The day before, former bond king Bill Gross, whose track record has been mixed at best, especially during the latter years of his tenure with Pimco, declared a bear market in bonds had been “confirmed” because rate increases had broken the multiyear down trend in yields. (He later said, “bonds, like men, are in a bear market,” but I won’t go there.)
On Wednesday afternoon I spoke with technician Craig Johnson, who has a consistently good long-term bullish track record. He told me yields were heading higher and the 36-year-long bull market in bonds was probably over.
Meanwhile, on Thursday, the Dow Jones Industrial Average, the S&P 500 index, and the Nasdaq Composite index all hit new all-time highs, and show no signs of stopping.
As I wrote in MarketWatch, Johnson urged clients to take some profits in advance of a potential 20% correction in stocks brought on by increases in bond yields.
Should you sell?
If I had to compare 2017 in the markets to one thing, it would be a roller coaster that kept rising with few dips or drops.
That meant fewer thrills and chills for sure, but it certainly made investors richer.

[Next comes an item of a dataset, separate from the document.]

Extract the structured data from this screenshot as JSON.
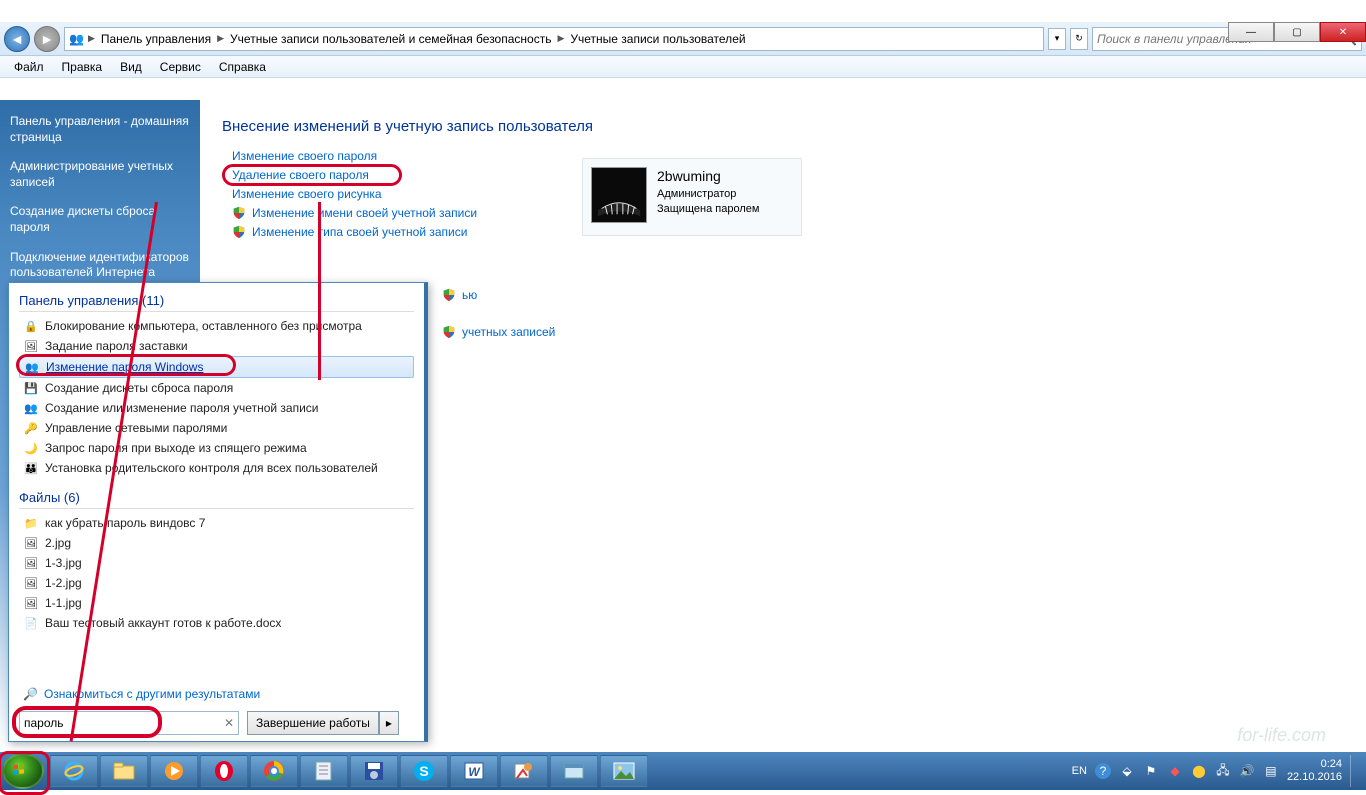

As I write this, my last market commentary of the year (we’re taking next week off), the Vanguard Total Stock Market Index ETF (VTI) had risen 21% for the year, while the Vanguard FTSE Developed Markets ETF (VEA) was up a bit more, 24% through Thursday.
Emerging markets and technology stocks did even better: The iShares MSCI Emerging Markets ETF (EEM) has gained 33% while the Technology Sector SPDR ETF (XLK) has advanced 36% thus far in 2017.
It was, in short, a good year to take risk, and the CBOE Volatility index, the VIX, reflected that. It spiked three times this year above 15—in April, May, and August—but didn’t stay there long. What I call the market’s complacency index spent most of the year near historic lows, in single digits. As I write this, it’s around 9.5.
So, should we all just relax and count our profits?